Then suddenly there was a gasp from the right. We dashed over to the barrier and there we saw our first humpback whale. Actually, I heard the water coming out of the blow-hole first. Then I saw a large black body rise just above the surface of the water and his tail elegantly flipped back down and he disappeared to only come up again thirty seconds later with a friend.
The boat was silent. Aside from a few cameras clicking everyone was mesmerised by the magic we’d just seen.
Three in a pod at one point, all feeding together with swarms of seagulls circling above and a crisp wind passing from behind us. Thrashing in the water, boat engines switched off, being as quiet as possible, the whales glided slowly closer towards us.
It was all go from that moment on and whales were appearing and disappearing all over the place. ‘One-clock, four-o’clock… eight-o’clock! We were laughing and running from one side of the boat to the other being careful not to fall and lose our balance at the same time.
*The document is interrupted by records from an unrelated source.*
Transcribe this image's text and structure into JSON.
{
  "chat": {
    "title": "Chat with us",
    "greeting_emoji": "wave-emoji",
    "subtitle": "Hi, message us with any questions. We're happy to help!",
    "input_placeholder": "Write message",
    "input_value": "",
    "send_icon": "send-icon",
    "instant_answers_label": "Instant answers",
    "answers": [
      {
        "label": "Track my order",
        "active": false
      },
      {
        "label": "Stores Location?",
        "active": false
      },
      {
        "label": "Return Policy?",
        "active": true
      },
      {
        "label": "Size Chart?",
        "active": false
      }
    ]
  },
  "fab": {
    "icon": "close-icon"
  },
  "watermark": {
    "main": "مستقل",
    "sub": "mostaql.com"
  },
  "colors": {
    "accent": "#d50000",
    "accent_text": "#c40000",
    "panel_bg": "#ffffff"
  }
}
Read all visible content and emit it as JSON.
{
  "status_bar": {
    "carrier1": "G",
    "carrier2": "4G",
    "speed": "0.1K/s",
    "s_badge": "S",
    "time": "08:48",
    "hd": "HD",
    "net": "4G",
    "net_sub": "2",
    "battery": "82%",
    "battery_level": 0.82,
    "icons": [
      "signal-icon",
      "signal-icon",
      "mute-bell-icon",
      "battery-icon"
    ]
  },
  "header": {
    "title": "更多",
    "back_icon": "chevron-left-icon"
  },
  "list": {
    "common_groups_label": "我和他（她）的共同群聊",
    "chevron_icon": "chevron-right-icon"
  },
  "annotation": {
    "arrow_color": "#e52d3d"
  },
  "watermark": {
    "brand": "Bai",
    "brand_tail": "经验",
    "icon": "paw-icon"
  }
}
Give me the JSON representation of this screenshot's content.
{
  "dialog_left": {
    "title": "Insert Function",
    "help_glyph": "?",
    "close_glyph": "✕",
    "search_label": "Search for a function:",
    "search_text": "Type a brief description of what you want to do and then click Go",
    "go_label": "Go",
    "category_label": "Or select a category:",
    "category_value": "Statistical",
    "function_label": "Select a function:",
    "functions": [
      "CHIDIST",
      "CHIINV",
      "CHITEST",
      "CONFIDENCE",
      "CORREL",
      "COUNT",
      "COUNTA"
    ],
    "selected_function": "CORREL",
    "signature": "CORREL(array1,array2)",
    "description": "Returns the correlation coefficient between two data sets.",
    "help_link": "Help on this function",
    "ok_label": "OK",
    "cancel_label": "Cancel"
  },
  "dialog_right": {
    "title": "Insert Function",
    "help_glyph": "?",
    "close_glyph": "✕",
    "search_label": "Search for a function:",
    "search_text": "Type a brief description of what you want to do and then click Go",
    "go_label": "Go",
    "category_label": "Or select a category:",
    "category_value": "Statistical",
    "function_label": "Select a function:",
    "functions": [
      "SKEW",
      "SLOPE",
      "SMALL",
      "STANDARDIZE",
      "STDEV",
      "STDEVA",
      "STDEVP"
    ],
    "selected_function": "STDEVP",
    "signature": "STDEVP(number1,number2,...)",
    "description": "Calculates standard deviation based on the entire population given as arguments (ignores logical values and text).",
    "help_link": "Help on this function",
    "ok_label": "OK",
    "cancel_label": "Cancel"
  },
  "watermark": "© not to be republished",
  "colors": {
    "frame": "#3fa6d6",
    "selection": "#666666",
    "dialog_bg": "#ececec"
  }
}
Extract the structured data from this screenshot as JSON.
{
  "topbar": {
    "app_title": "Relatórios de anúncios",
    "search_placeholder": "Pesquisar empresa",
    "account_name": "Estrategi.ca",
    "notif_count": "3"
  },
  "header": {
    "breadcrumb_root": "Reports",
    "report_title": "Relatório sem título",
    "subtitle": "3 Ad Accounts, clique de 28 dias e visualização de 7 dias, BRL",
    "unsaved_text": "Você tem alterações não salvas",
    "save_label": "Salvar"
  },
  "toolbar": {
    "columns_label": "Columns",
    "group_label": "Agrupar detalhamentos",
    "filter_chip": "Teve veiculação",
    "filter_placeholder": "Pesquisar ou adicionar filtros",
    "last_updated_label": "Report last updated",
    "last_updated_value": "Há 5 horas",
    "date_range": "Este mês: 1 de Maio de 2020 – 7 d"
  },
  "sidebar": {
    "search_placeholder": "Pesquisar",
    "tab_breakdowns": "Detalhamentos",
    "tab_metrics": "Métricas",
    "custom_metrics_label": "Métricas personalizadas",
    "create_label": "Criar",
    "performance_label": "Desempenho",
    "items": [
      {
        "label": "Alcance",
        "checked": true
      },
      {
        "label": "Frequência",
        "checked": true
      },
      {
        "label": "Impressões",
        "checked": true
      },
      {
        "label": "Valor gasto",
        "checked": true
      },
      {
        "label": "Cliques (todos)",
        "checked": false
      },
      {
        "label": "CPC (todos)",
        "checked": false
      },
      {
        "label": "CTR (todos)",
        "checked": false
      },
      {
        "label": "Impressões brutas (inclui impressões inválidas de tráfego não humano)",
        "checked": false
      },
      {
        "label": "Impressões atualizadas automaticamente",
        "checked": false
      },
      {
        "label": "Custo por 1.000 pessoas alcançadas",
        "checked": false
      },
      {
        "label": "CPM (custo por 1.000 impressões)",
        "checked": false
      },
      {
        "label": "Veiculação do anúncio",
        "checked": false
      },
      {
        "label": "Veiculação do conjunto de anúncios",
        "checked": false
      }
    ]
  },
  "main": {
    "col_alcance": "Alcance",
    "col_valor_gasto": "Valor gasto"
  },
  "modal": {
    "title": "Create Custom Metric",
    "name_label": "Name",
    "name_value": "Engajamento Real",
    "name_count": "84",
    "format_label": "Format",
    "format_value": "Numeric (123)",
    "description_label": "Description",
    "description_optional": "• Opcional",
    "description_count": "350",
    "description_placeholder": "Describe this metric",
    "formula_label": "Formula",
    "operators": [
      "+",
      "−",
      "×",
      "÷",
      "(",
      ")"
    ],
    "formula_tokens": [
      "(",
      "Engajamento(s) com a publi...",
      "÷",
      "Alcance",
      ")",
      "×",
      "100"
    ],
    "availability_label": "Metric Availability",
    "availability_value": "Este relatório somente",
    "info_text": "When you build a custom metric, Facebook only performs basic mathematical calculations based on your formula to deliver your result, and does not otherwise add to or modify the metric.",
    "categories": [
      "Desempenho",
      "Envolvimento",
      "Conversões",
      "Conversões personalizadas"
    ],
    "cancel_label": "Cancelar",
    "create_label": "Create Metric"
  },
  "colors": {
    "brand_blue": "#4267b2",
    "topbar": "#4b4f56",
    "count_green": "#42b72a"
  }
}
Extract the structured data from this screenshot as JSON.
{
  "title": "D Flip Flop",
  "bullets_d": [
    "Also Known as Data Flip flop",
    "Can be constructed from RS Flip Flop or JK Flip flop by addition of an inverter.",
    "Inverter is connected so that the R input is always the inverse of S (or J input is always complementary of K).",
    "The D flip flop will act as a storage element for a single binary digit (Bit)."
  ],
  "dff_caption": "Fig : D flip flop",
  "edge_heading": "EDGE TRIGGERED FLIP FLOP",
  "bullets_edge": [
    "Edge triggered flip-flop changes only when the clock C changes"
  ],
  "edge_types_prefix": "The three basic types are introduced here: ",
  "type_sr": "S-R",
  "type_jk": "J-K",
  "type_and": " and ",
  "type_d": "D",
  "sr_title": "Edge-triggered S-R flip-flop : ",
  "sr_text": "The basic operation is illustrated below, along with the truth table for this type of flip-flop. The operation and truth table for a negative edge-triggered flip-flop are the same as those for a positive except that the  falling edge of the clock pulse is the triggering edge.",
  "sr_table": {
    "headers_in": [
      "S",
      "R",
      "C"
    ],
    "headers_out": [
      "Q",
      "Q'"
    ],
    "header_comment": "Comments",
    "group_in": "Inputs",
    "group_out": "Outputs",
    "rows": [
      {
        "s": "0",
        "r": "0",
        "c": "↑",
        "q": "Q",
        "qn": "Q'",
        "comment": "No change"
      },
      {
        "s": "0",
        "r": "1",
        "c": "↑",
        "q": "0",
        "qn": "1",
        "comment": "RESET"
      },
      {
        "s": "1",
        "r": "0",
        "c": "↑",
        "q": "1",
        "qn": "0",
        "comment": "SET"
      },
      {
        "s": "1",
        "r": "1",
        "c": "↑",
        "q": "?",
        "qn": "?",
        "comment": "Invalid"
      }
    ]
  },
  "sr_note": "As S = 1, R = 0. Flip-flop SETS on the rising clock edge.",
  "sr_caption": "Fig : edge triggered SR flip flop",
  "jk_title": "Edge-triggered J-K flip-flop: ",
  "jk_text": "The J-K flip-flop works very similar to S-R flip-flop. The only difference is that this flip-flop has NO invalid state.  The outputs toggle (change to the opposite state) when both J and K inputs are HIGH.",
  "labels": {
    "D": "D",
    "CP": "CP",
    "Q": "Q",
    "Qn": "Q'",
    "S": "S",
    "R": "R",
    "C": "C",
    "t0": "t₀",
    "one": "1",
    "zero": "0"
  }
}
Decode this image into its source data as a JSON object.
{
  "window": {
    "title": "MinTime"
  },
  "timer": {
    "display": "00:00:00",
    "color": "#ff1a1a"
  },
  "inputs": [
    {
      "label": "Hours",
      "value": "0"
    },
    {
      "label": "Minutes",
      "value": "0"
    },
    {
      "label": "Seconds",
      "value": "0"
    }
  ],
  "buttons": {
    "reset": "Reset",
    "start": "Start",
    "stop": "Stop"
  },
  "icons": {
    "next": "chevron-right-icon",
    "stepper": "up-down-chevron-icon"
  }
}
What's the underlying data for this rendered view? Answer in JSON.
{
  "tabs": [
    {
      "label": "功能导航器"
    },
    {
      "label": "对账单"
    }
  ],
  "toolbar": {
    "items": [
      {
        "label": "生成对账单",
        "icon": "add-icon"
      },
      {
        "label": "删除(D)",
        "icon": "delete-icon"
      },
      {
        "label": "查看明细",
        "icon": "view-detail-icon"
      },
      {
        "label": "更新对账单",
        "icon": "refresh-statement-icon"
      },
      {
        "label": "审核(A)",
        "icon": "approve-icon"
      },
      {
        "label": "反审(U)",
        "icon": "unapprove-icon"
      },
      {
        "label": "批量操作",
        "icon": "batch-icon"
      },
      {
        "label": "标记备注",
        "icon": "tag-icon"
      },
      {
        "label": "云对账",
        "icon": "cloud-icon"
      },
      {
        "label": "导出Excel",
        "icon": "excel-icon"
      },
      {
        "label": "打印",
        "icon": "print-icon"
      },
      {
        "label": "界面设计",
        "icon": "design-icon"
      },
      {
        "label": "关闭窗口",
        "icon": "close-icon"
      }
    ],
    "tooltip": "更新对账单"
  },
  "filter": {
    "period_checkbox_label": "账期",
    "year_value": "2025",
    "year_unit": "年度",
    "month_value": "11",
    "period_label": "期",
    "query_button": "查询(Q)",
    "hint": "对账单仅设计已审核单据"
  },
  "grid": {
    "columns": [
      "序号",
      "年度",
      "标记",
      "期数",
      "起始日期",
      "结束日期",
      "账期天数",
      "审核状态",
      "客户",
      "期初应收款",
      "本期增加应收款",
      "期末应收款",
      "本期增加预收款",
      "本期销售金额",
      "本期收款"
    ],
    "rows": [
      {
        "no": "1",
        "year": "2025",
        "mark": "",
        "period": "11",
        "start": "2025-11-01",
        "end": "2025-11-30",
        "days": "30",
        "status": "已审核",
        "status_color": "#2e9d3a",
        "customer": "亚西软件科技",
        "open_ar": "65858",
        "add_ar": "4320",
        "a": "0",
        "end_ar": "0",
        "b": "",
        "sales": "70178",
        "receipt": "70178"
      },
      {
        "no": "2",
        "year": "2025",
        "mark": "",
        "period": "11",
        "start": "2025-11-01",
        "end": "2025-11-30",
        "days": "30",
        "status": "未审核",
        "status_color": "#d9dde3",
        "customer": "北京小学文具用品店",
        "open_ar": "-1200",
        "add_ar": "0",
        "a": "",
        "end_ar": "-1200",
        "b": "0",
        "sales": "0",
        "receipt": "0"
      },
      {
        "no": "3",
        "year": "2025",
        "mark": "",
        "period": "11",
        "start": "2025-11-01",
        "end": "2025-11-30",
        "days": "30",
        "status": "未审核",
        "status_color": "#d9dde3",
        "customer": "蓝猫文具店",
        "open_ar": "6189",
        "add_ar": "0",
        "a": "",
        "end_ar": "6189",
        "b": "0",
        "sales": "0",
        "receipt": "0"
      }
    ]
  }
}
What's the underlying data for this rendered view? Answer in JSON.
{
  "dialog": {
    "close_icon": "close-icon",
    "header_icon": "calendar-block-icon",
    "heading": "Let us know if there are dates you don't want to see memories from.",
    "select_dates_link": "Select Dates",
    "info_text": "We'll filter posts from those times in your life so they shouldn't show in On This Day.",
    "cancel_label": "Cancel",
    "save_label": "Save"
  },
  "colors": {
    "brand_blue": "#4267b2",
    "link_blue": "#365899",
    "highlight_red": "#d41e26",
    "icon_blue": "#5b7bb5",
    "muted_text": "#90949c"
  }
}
From one minute to the next, another whale would appear from the sea and porpoises would swim alongside the boat keeping up speed before darting off to the side to re-join their pod.
I couldn’t believe that I had ever worried that we’d never spot a whale. They were everywhere and watching them in their natural habitat was truly incredible.
No photos or videos can ever do this experience justice. It’s something you can only witness in real to truly appreciate just how magical an experience it is.
If you go to Iceland I can highly recommend Special Tours, this is the exact tour I booked and at £115 for the both of us it was worth every single penny.
We’ll remember this day for a very long time.